Low protein and a poor diet can slow down your Poodle’s cycle. In extreme cases, the reproductive cycles might seem to stop. Vitamin deficiencies, alongside a lack of balanced nutrition, can be the cause of a slow heat cycle.

If you’re looking for more information on what to feed your Poodle, check out my seriously ridiculous guide, Best Diet For Poodles (Nutrition Every Poodle Needs).


Though seasonality is generally considered a non-factor in estrus frequency in dogs and other dogs, it is not an impossibility.

This seven-year study investigated the effect of season on reproductive parameters in 53 dogs of various breeds raised under tropical climatic conditions.

Scientists discovered that breeding dogs in the summer resulted in a low whelping rate. They found fewer estrus incidences in summer and, thus, fewer occurrences of fertility and conception.

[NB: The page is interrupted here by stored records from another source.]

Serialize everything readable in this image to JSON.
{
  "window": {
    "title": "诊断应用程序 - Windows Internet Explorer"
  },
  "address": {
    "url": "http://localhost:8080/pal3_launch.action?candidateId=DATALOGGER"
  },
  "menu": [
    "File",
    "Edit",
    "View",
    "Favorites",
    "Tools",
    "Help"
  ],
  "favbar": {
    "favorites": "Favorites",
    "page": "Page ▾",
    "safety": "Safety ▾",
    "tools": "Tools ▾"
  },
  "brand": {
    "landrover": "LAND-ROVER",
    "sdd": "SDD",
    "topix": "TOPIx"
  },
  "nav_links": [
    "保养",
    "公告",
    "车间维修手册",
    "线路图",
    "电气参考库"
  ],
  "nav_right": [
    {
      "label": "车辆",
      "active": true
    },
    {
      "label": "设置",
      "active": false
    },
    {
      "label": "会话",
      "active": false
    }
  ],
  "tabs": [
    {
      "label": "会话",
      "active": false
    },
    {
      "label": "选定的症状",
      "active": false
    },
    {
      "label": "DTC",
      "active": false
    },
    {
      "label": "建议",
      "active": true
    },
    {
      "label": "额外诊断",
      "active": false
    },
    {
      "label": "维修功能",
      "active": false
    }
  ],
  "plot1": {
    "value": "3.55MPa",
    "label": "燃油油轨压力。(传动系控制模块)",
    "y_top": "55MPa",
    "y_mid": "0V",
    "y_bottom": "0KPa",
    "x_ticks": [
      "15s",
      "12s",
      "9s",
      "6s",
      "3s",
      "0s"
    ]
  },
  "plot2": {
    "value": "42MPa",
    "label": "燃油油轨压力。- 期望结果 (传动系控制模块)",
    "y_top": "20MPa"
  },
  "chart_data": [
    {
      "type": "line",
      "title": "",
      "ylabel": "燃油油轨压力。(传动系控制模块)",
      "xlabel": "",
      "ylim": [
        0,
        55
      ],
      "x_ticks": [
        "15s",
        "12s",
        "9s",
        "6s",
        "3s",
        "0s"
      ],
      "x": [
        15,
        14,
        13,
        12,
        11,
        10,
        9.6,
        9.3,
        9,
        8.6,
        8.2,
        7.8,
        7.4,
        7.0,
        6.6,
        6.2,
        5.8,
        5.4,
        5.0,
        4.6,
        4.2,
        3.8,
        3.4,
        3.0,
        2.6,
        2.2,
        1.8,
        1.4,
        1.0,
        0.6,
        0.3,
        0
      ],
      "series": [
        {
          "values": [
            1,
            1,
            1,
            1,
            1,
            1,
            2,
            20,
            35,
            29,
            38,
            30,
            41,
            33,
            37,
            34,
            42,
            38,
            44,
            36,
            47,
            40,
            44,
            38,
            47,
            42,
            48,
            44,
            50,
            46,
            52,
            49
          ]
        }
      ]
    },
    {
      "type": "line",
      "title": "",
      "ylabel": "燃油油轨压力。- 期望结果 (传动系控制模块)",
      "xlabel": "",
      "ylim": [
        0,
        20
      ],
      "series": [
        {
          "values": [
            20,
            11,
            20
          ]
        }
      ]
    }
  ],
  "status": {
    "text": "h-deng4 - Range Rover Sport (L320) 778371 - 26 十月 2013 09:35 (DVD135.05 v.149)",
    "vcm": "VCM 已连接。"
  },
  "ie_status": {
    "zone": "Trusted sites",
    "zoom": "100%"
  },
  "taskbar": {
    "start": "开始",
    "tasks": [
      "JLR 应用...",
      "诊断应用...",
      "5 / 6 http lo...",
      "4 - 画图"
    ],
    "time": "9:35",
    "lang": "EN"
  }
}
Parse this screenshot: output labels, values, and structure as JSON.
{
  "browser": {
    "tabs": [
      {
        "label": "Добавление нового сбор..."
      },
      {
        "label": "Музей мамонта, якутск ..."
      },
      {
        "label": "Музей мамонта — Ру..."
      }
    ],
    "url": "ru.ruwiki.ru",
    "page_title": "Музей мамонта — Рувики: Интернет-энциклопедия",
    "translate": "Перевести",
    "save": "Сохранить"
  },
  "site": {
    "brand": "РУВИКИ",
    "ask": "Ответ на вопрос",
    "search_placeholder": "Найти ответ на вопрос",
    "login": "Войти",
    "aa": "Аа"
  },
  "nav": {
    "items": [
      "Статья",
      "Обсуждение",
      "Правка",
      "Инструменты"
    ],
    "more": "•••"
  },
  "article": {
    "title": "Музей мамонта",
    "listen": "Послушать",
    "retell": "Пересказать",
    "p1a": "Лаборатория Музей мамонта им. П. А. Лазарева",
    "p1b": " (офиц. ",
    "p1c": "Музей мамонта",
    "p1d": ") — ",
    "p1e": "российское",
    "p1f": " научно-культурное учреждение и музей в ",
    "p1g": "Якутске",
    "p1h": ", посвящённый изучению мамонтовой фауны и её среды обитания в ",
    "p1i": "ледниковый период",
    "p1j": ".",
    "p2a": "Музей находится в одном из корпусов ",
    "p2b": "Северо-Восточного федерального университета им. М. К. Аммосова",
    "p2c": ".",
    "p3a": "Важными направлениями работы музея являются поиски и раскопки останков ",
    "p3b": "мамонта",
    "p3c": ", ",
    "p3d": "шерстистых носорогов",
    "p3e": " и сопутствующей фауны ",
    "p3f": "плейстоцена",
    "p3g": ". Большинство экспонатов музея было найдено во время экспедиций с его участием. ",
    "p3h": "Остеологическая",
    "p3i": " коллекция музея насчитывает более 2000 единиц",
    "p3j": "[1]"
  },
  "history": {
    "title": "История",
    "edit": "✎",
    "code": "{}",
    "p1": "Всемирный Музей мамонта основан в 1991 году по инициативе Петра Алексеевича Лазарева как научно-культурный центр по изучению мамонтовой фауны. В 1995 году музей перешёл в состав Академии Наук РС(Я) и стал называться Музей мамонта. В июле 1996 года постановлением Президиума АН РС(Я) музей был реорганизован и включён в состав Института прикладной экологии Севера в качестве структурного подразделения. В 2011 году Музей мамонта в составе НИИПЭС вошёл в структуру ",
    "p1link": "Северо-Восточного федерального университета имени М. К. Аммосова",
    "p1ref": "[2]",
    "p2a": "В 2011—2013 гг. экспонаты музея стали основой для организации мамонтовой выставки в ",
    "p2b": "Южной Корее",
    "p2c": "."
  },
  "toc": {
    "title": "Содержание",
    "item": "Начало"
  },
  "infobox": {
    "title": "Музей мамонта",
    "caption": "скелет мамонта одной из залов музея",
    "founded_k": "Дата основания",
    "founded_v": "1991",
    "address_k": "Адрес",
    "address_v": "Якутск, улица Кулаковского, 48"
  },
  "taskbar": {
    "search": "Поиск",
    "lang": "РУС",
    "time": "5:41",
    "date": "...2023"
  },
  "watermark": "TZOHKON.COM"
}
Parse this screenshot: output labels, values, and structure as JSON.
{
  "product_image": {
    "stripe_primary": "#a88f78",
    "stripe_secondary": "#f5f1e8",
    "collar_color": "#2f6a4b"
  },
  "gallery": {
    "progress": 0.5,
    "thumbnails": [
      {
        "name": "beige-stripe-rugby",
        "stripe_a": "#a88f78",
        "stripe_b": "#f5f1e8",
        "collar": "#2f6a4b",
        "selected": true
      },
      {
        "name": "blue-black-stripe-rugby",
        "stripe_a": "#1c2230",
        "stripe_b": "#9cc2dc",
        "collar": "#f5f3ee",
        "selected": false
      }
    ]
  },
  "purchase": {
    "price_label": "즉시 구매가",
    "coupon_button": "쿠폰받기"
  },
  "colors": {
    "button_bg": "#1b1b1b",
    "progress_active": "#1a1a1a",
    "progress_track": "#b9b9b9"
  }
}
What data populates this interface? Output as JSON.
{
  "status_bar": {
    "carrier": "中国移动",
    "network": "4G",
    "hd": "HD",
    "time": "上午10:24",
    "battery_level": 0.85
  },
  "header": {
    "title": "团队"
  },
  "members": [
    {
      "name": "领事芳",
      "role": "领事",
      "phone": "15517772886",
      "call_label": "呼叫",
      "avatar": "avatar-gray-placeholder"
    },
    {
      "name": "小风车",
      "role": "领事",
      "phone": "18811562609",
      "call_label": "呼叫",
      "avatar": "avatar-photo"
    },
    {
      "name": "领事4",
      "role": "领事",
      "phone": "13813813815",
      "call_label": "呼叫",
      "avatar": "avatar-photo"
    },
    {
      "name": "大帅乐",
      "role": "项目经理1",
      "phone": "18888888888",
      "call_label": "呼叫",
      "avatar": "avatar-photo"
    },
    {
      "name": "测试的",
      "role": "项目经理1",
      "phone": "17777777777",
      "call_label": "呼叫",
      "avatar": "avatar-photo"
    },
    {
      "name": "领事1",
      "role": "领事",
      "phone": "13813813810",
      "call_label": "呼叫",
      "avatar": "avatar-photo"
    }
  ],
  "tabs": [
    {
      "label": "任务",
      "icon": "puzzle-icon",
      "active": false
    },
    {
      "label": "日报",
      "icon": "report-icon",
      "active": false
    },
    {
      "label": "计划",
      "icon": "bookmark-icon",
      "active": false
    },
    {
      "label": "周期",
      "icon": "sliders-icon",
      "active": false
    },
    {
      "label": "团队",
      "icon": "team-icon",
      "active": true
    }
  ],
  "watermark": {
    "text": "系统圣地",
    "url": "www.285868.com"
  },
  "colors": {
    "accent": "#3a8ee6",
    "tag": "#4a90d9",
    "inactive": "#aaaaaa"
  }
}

Poodle Heat Cycle FAQs

Here are a few Poodle heat cycle facts to quell any concerns you may have since getting to grips with everything about your Poodle’s first heat and cycle can be overwhelming.

Final Thoughts

Depending on whether you have a tiny Poodle or a large one, her first heat cycle will likely occur at the 6-month or the 10-month mark, respectively. Of course, this is not set in stone, as the first heat can happen earlier or later.

What is set in stone, though, is that this signals the beginning of her sexual maturity. Once your Poodle has had her first heat, the heat cycles are repeated every 6 months for the rest of her life.

Now that you know the symptoms of the pre-heat and main heat stages, you will know how to take care of your Poodle when she is in this delicate stage. Moreover, you will know what to expect.

I’m sure you’ll be able to help your Poodle during the heat cycle by showing a little more love for the uncomfortable proestrus changes and keeping her from males during estrus if she’s intact and you don’t intend to breed her.


  • Sharon Waddington

    Sharon Waddington is the founder of World of Dogz. With over 30 years of experience working with dogs, this former Police Officer has seen it all. But it’s her trusty German Shepherd, Willow, who steals the show as the inspiration behind this website. As Sharon’s constant companion Willow has played a pivotal role in shaping her passion for dogs. Find her on Linkedin!